Search results for: Author=Sutter [170]

Pages

Forthcoming
Endogenous role assignment and team performance
International Economic Review
forthcoming
2017
Die Entdeckung der Geduld. Ausdauer schlägt Talent. (in Turkish: Sabrın Keşfi – Yetenek Karşısında Sebatın Zaferi)
Kaknus
2017
Gender differences in discrimination emerge early in life: Evidence from primary school children in a bilingual city
Economics Letters
152
15-18
2017
How social preferences shape incentives in (experimental) markets for credence goods
Economic Journal
127
393-416
2017
How uncertainty and ambiguity in tournaments affect gender differences in competitive behavior
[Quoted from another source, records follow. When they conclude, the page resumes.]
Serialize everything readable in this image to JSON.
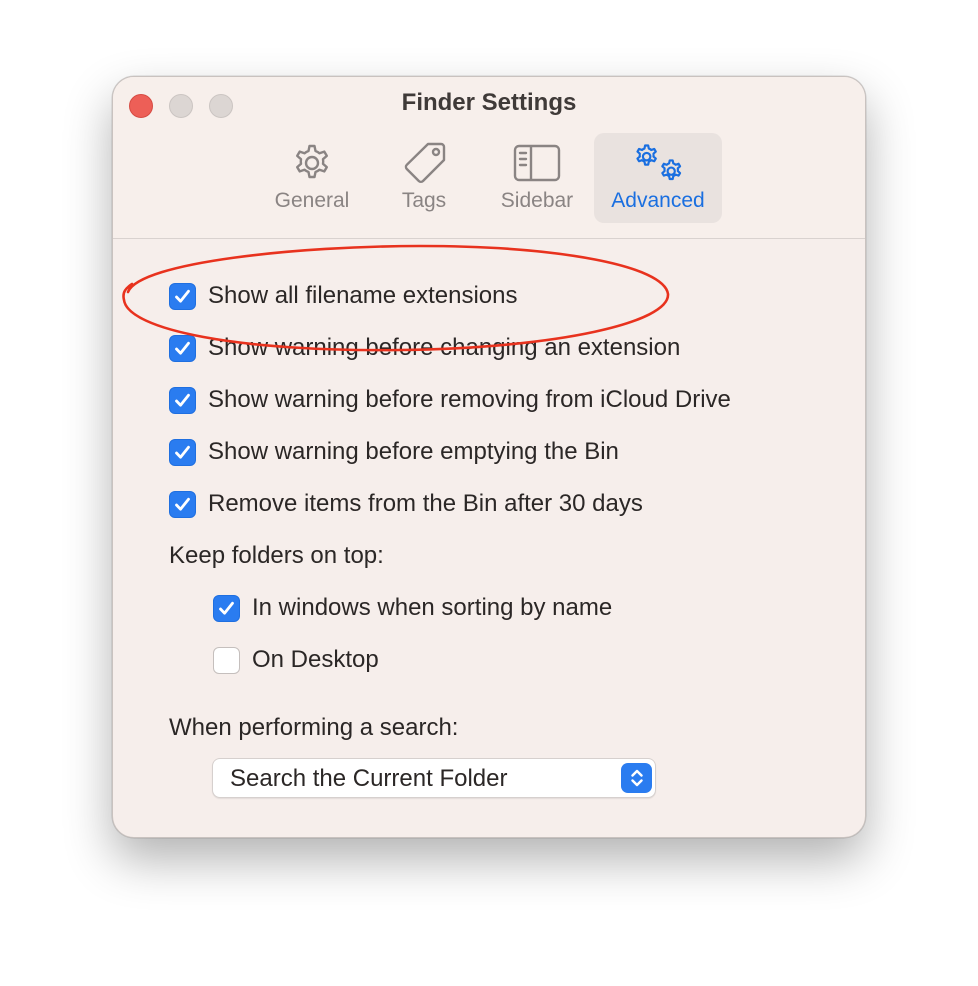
{
  "window": {
    "title": "Finder Settings"
  },
  "tabs": [
    {
      "label": "General",
      "icon": "gear-icon",
      "active": false
    },
    {
      "label": "Tags",
      "icon": "tag-icon",
      "active": false
    },
    {
      "label": "Sidebar",
      "icon": "sidebar-icon",
      "active": false
    },
    {
      "label": "Advanced",
      "icon": "gears-icon",
      "active": true
    }
  ],
  "options": [
    {
      "label": "Show all filename extensions",
      "checked": true
    },
    {
      "label": "Show warning before changing an extension",
      "checked": true
    },
    {
      "label": "Show warning before removing from iCloud Drive",
      "checked": true
    },
    {
      "label": "Show warning before emptying the Bin",
      "checked": true
    },
    {
      "label": "Remove items from the Bin after 30 days",
      "checked": true
    }
  ],
  "keep_folders": {
    "label": "Keep folders on top:",
    "options": [
      {
        "label": "In windows when sorting by name",
        "checked": true
      },
      {
        "label": "On Desktop",
        "checked": false
      }
    ]
  },
  "search": {
    "label": "When performing a search:",
    "selected": "Search the Current Folder"
  },
  "colors": {
    "accent": "#2a7cf0",
    "annotation": "#e8321e",
    "window_bg": "#f6eeeb"
  }
}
2017/18
Max Planck Institute for Research on Collective Goods
Bonn
2017
Abstract
Tournament incentives prevail in labor markets, in particular with respect to promotions. Yet, it is often unclear to competitors how many winners there will be or how many applicants compete in the tournament. While it is hard to measure how this uncertainty affects work performance and willingness to compete in the field, it can be studied in a controlled lab experiment. We present a novel experiment where subjects can compete against each other, but where the number of winners is either uncertain (i.e., unknown numbers of winners, but known probabilities) or ambiguous (unknown probabilities for different numbers of winners). We compare these two conditions with a control treatment with a known number of winners. We find that ambiguity induces a significant increase in performance of men, while we observe no change for women. Both men and women increase their willingness to enter competition with uncertainty and ambiguity, but men react slightly more than women. Overall, both effects contribute to men winning the tournament significantly more often than women under uncertainty and ambiguity. Hence, previous experiments on gender differences in competition may have measured a lower bound of differences between men and women.
Market versus Residence Principle: Experimental Evidence on the Effects of a Financial Transaction Tax
The Economic Journal
127
F610-F631
2017
Measuring Indirect Effects of Unfair Employer Behavior on Worker Productivity – A Field Experiment
2017/22
Max Planck Institute for Research on Collective Goods
Bonn
2017
Abstract
We present a field experiment in which we set up a call-center to study how the productivity of workers is affected if managers treat their co-workers in an unfair way. This question cannot be studied in long-lived organizations since workers may change their career expectations (and hence effort) when managers behave unfairly towards co-workers. In order to rule out such confounds and to measure productivity changes of unaffected workers in a clean way, we create an environment where employees work for two shifts. In one treatment, we lay off parts of the workforce before the second shift. Compared to two different control treatments, we find that, in the layoff treatment, the productivity of the remaining, unaffected workers drops by 12 percent. We show that this result is not driven by peer effects or altered beliefs about the job or the managers’ competence, but rather related to the workers’ perception of unfair behavior of employers towards co-workers. The latter interpretation is confirmed in a survey among professional HR managers. We also show that the effect of unfair behavior on the productivity of unaffected workers is close to the upper bound of the direct effects of wage cuts on the productivity of affected workers. This suggests that the price of an employer’s unfair behavior goes well beyond the potential tit-for-tat of directly affected workers.
On the nature of guilt aversion: Insights from a new methodology in the dictator game
Journal of Behavioral and Experimental Finance
13
1
9-15
2017
Second degree moral hazard in a credence goods market
Economic Journal
127
599
1-8
2017
The economics of credence goods – A survey of recent lab and field experiments
CESifo Economic Studies
63
1
1-23
2017